Another thing that set me wondering was the presence of 'additional' posts - posts that (to the untrained eye) look pretty randomly placed and aren't in line with any of the concentric circles. What were they all about? The mind boggles. Also to confuse there are two posts straddling the apparent N entrance - but then two more at a Strange angle off to the NE.
So don't just write this place off because it doesn't have its own stones! From an empty little field with concrete posts, you can conjure something up that is huge and imposing and mysterious, and that starts to fit into its surrounding landscape.
I came here first when I was a kid - and, apart from the colour-coding of the concrete posts, it's exactly the same - that is, disappointing and somewhat pointless.
I presume these days that archaeology / archaeobotany or whatever is cool enough to give an idea of how high the original wooden posts would have been - so why not make the modern markers a similar height? - at least that way there would be some sort of feeling of wandering through the cosmic grove or whatever it was...
Access we headed north off the A303 up the A345. Woodhenge is well signposted and has a fairly small car park across the road. There is a gate or kissing gate into the 'monument' itself.
Tuesday 16 September 2003
Well I expected weird and I got it. Goodness knows what anybody who hasn't read a bit about this site would make of it. I guess the info boards would help, but I still had difficulty even vaguely making any kind of sense of it!
If you're going, read up first to get anything out of it!!! Also, get an OS Explorer or be with someone who knows what's what if you want to see Durrington Walls.
Although I thought I knew which direction was in, we were unable to work it out for ourselves even though we later found it had been staring us in the face! (It turned out to be where I thought but we hadn't recognised it because I had no idea of the size or where the main visible bits are....)
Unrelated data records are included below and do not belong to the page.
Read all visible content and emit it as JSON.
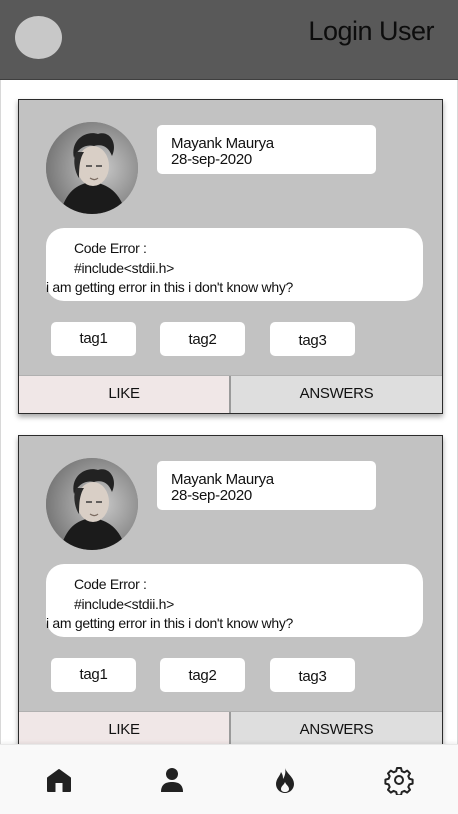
{
  "app_bar": {
    "title": "Login User"
  },
  "posts": [
    {
      "author_name": "Mayank Maurya",
      "date": "28-sep-2020",
      "question_lines": [
        "Code Error :",
        "#include<stdii.h>",
        "i am getting error in this i don't know why?"
      ],
      "tags": [
        "tag1",
        "tag2",
        "tag3"
      ],
      "like_label": "LIKE",
      "answers_label": "ANSWERS"
    },
    {
      "author_name": "Mayank Maurya",
      "date": "28-sep-2020",
      "question_lines": [
        "Code Error :",
        "#include<stdii.h>",
        "i am getting error in this i don't know why?"
      ],
      "tags": [
        "tag1",
        "tag2",
        "tag3"
      ],
      "like_label": "LIKE",
      "answers_label": "ANSWERS"
    }
  ],
  "bottom_nav": {
    "items": [
      {
        "icon": "home-icon"
      },
      {
        "icon": "person-icon"
      },
      {
        "icon": "flame-icon"
      },
      {
        "icon": "gear-icon"
      }
    ]
  },
  "colors": {
    "app_bar": "#595959",
    "card": "#c2c2c2",
    "like_button": "#f0e7e7",
    "answers_button": "#dedede"
  }
}
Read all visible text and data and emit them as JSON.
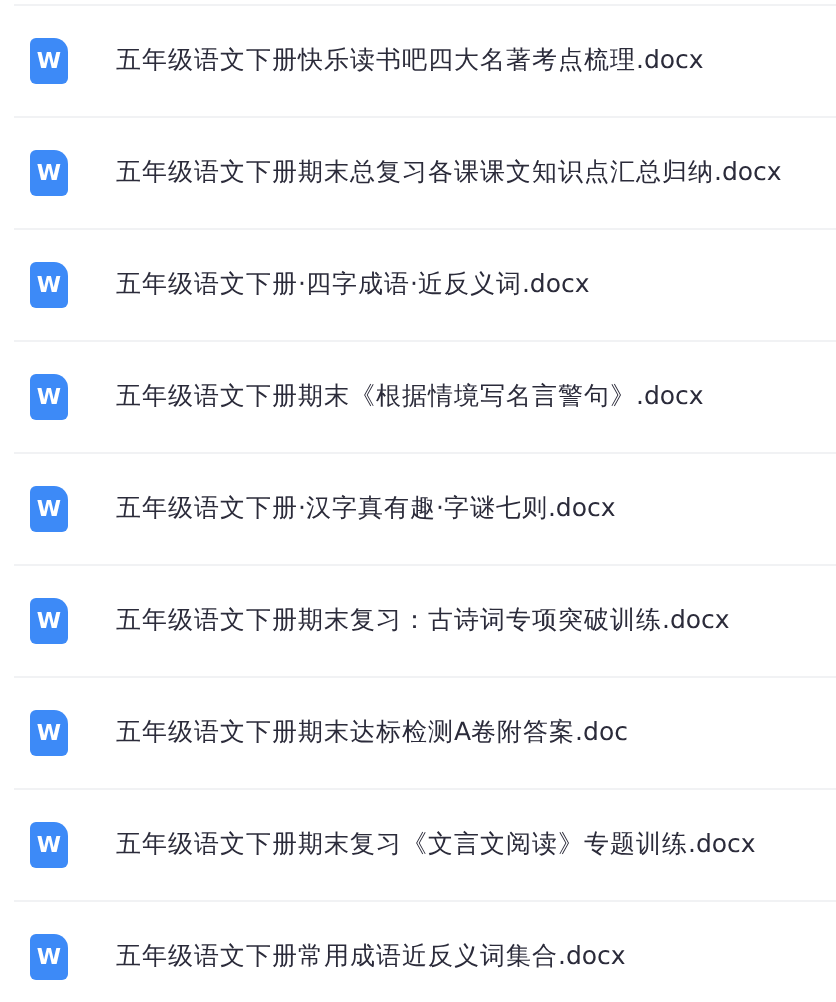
{
  "files": [
    {
      "icon_label": "W",
      "name": "五年级语文下册快乐读书吧四大名著考点梳理.docx"
    },
    {
      "icon_label": "W",
      "name": "五年级语文下册期末总复习各课课文知识点汇总归纳.docx"
    },
    {
      "icon_label": "W",
      "name": "五年级语文下册·四字成语·近反义词.docx"
    },
    {
      "icon_label": "W",
      "name": "五年级语文下册期末《根据情境写名言警句》.docx"
    },
    {
      "icon_label": "W",
      "name": "五年级语文下册·汉字真有趣·字谜七则.docx"
    },
    {
      "icon_label": "W",
      "name": "五年级语文下册期末复习：古诗词专项突破训练.docx"
    },
    {
      "icon_label": "W",
      "name": "五年级语文下册期末达标检测A卷附答案.doc"
    },
    {
      "icon_label": "W",
      "name": "五年级语文下册期末复习《文言文阅读》专题训练.docx"
    },
    {
      "icon_label": "W",
      "name": "五年级语文下册常用成语近反义词集合.docx"
    }
  ]
}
Woodhenge's potential as something that little bit different (ultimately a mad site full of wooden posts) was spotted from the air by a chap called Insall, and it was excavated by Maud Cunnington in the 1920s. Before this it was known as 'The Dough Cover' - its low bank and vaguely domed middle looked like the wooden lid of a bread dough dish (like wot people used to prove their bread in before Mother's Pride was invented).
Silva,it's a neolithic site,part of the Stonehenge complex of SH,Durrington and Woodhenge. Some archaeologists have suggested Durrington was for the rites of the living, Woodhenge a site for rites of the newly dead,and Stonehenge was for thespirits of the blessed ancestors. Woodhenge has a midsummer alignment. Recent excavation has also confirmed that there were stones amidst the posts,including a three sided cove made of sarsen. Some bluestone fragments have recently been found in post holes.
I would personally like to see the concrete markers replaced with wooden posts,to give a better feel of how it might have appeared.
When I first visited this site 39 years ago, there were old wooden posts in situ - although obviously not the originals, but replacements from sometime in the early 20th century.
I don't know when the concrete replacements were put in, but they were there when I revisited the site in 1983.
you're right, it does look a bit new - they're actually concrete posts I'm afraid to say, but to show you where the post holes that did hold the wood were. There are six concentric oval rings of holes, surrounded by a round bank and a ditch (originally 8ft deep) - the bank and ditch is really the 'henge'.
Maybe the posts stood by themselves, maybe they were carved or painted, or maybe they made the uprights for a building. The long axis points to the midsummer dawn - perhaps it was an earlier version of Stonehenge.